I walked over to a console table next to the flat screen on the opposite side of the room. Three silver frames held black-and-white photos. One, I assumed were his parents. Another showed Thomas with his brothers, and I was amazed at how much the younger four looked alike. Then, there was one of Thomas and a woman.

Her beauty was distinctive, seeming to be wild and effortless. Her razor-cut short hair and cleavage-baring tight shirt surprised me. She wasn’t who I’d thought would be Thomas’s type at all. Her thick eyeliner and smoky eyes were that much more prominent in grayscale. Thomas held her like she was precious to him, and I felt a lump form in my throat.

“Yes,” he said, his voice tinged with disgrace. “I’m sorry. I’m rarely home. I forget it’s there.”

My chest ached. The picture in that frame was the only answer I needed. Despite my efforts, I was falling for Thomas, but he was still in love with Camille. Even in a perfect world where two people who were obsessed with their jobs could make a relationship work, we had the added obstacle of unrequited love. At the moment, it was Thomas’s problem, but if I allowed myself to have deeper feelings, it would be mine.

I was always a firm believer that a person couldn’t love two people at the same time. If Thomas still loves Camille, what does that mean for me?

An obnoxious siren went off in my head, so loud I could barely think. These feelings for Thomas, Agent Maddox, my boss needed to stop now. I glanced at his couch as I worried that I would one day be begging him to love me in return, showing up drunk and emotional at his door before passing out on his couch like Jackson was on mine.

“If you don’t mind, I’ll just make a pallet on the floor. The couch doesn’t look that comfortable.”

He chuckled. “Taylor said the same thing.
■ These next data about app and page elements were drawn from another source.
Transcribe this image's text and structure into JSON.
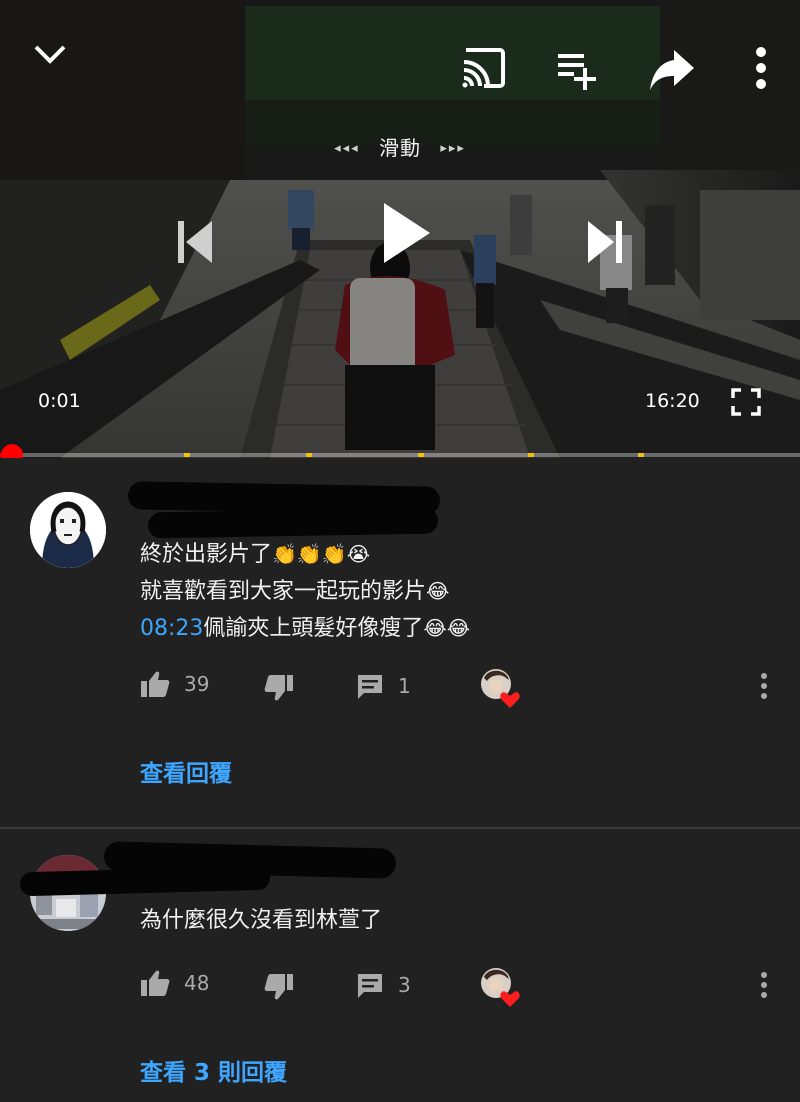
{
  "player": {
    "scrub_arrows_left": "◂◂◂",
    "scrub_label": "滑動",
    "scrub_arrows_right": "▸▸▸",
    "current_time": "0:01",
    "duration": "16:20",
    "progress_fraction": 0.0,
    "icons": [
      "chevron-down-icon",
      "cast-icon",
      "add-to-queue-icon",
      "share-icon",
      "more-vert-icon",
      "previous-icon",
      "play-icon",
      "next-icon",
      "fullscreen-icon"
    ],
    "colors": {
      "progress": "#ff0000",
      "ad_marker": "#f4c20d"
    }
  },
  "comments": [
    {
      "lines": [
        {
          "text": "終於出影片了",
          "emoji": "👏👏👏😭"
        },
        {
          "text": "就喜歡看到大家一起玩的影片",
          "emoji": "😂"
        },
        {
          "timestamp": "08:23",
          "text": "佩諭夾上頭髮好像瘦了",
          "emoji": "😂😂"
        }
      ],
      "likes": "39",
      "replies_count": "1",
      "view_replies": "查看回覆"
    },
    {
      "lines": [
        {
          "text": "為什麼很久沒看到林萱了"
        }
      ],
      "likes": "48",
      "replies_count": "3",
      "view_replies": "查看 3 則回覆"
    }
  ],
  "colors": {
    "background": "#212121",
    "link": "#3ea6ff",
    "text": "#f1f1f1",
    "secondary": "#aaaaaa",
    "heart": "#ff0000"
  }
}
You’re welcome to the bed.”

“I think, given our history, that is a particularly bad idea,” I said, quoting him from before.
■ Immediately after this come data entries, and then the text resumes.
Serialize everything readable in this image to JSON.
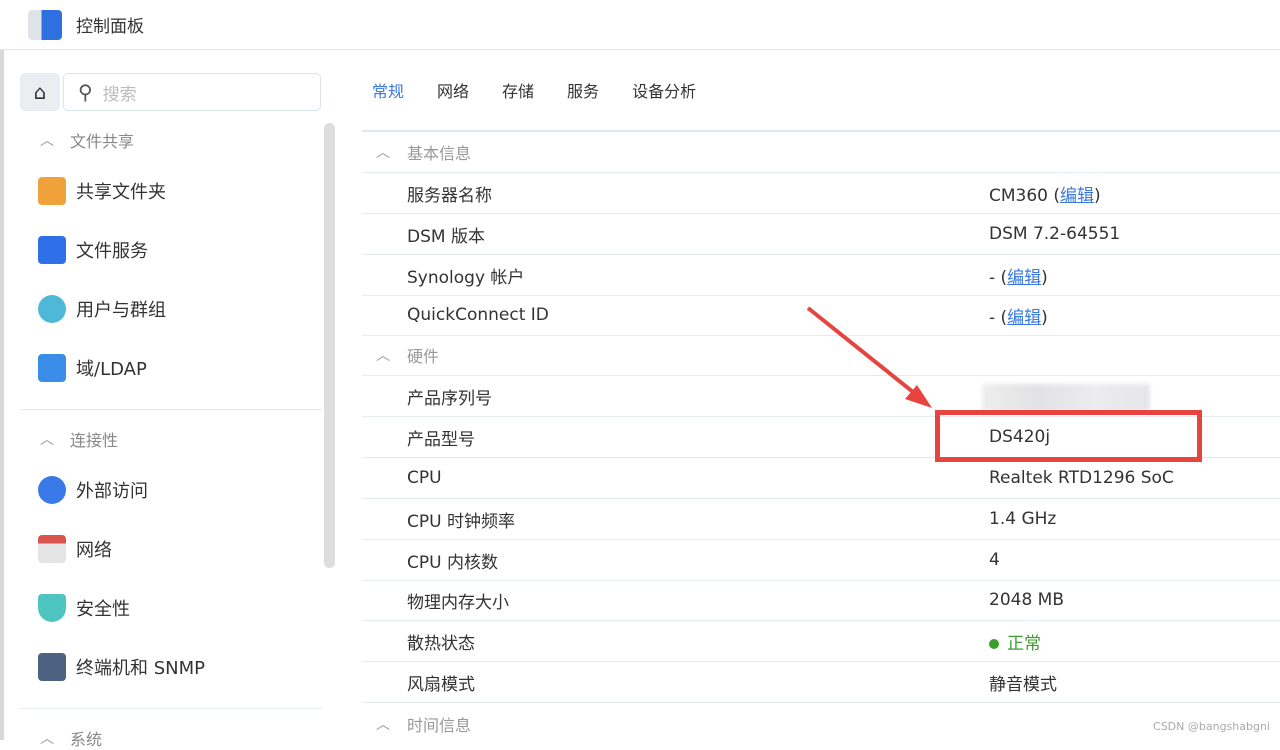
{
  "window": {
    "title": "控制面板"
  },
  "sidebar": {
    "search_placeholder": "搜索",
    "groups": [
      {
        "label": "文件共享",
        "items": [
          {
            "label": "共享文件夹"
          },
          {
            "label": "文件服务"
          },
          {
            "label": "用户与群组"
          },
          {
            "label": "域/LDAP"
          }
        ]
      },
      {
        "label": "连接性",
        "items": [
          {
            "label": "外部访问"
          },
          {
            "label": "网络"
          },
          {
            "label": "安全性"
          },
          {
            "label": "终端机和 SNMP"
          }
        ]
      },
      {
        "label": "系统"
      }
    ]
  },
  "tabs": [
    {
      "label": "常规"
    },
    {
      "label": "网络"
    },
    {
      "label": "存储"
    },
    {
      "label": "服务"
    },
    {
      "label": "设备分析"
    }
  ],
  "sections": {
    "basic": "基本信息",
    "hardware": "硬件",
    "time": "时间信息"
  },
  "rows": [
    {
      "label": "服务器名称",
      "value": "CM360 (",
      "link": "编辑",
      "suffix": ")"
    },
    {
      "label": "DSM 版本",
      "value": "DSM 7.2-64551"
    },
    {
      "label": "Synology 帐户",
      "value": "- (",
      "link": "编辑",
      "suffix": ")"
    },
    {
      "label": "QuickConnect ID",
      "value": "- (",
      "link": "编辑",
      "suffix": ")"
    },
    {
      "label": "产品序列号",
      "value": ""
    },
    {
      "label": "产品型号",
      "value": "DS420j"
    },
    {
      "label": "CPU",
      "value": "Realtek RTD1296 SoC"
    },
    {
      "label": "CPU 时钟频率",
      "value": "1.4 GHz"
    },
    {
      "label": "CPU 内核数",
      "value": "4"
    },
    {
      "label": "物理内存大小",
      "value": "2048 MB"
    },
    {
      "label": "散热状态",
      "value": "正常"
    },
    {
      "label": "风扇模式",
      "value": "静音模式"
    }
  ],
  "watermark": "CSDN @bangshabgni",
  "colors": {
    "accent": "#3a7ae0",
    "annotation": "#e8443f",
    "ok": "#3b9e2e"
  }
}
“What do you plan to do when we go to St. Thomas?” he asked.

“It will be your turn to take the floor.” I tried to keep the hurt out of my voice.
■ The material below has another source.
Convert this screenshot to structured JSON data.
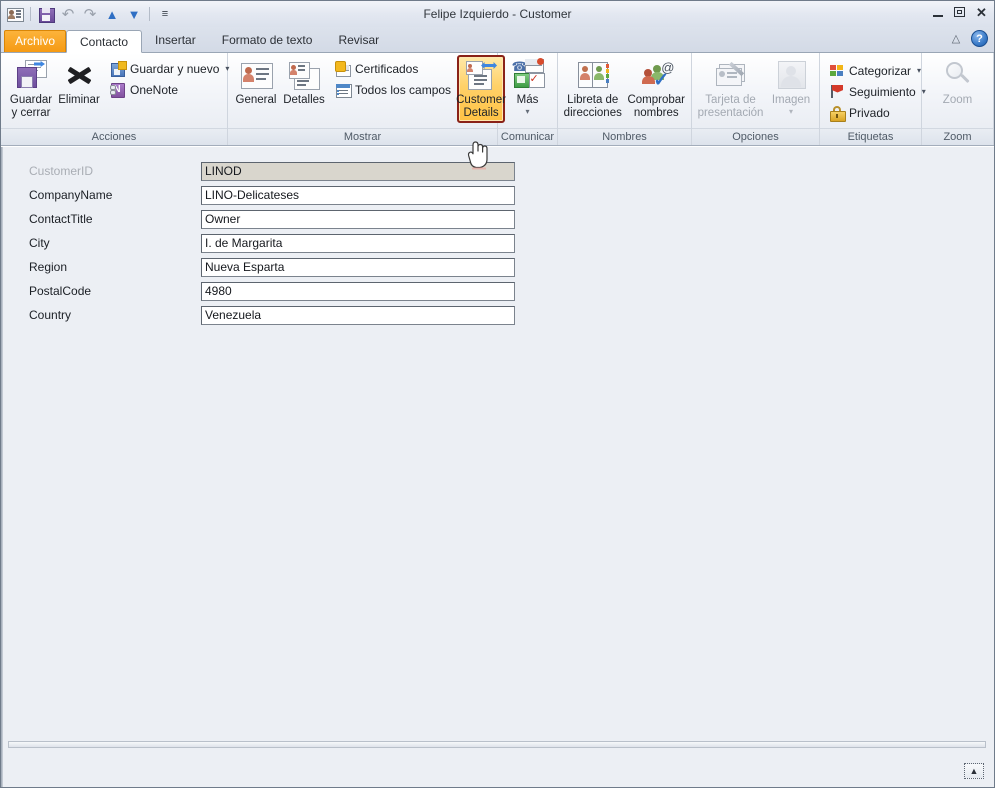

Thomas left me for his bedroom and then came out with a pillow and a tightly rolled sleeping bag.

I eyed his haul. “Do you keep that in case of sleepovers?”

“Camping,” he said. “You’ve never been?”

“The bed is all yours,” he said, ignoring my jab. “I just put on fresh sheets this evening.”

“Thank you,” I said, passing him. “I’m sorry we woke you.”

“I wasn’t asleep. I have to admit that it was startling to hear a man yelling in your living room.”

Thomas dismissively waved his hand and then walked over to turn out the light. “Stop apologizing for him. I was out the door before I had time to think.”

“Thank you.” I put my hand on the doorjamb. “Get some sleep. I don’t want you to be mad at me if you can’t concentrate during your meeting.”

“There is only one reason I wouldn’t be able to concentrate during my meeting, and sleep isn’t it.”

“We’re going to be spending the better part of the weekend together, and I have to talk my brother into something he won’t want to do. Sunday is important, Liis, and you’re the biggest distraction in my life at the moment.”

My cheeks flushed, and I was thankful the lights were dim. “I’ll try not to be.”

“I don’t think you can help being a distraction any more than I can help thinking about you.”

“I understand now why you said being friends would be a bad idea.”

Thomas nodded. “I said that three weeks ago, Liis. The situation has changed.”

“We’re more than friends now, and you know it.”

I looked over at the picture of Thomas and Camille and pointed to it. “She is what scares me, and she is what won’t go away.”

Thomas walked over to the picture and set it down on its face. “It’s just a picture.”

The words I wanted to say caught in my throat.

He took a step toward me.

I pushed away from the doorjamb, holding a hand out. “We have a job to do. Let’s focus on that.”

THOMAS TOSSED A THICK STACK OF PAPERS onto my desk, his jaw dancing under his skin. He paced back and forth, breathing through his nose.

Just as I opened the file folder, Val rushed in, stopping abruptly between the door and Thomas. “I just heard the news.”

I frowned and skimmed over the words. “The Office of the Inspector General?” I said, looking up.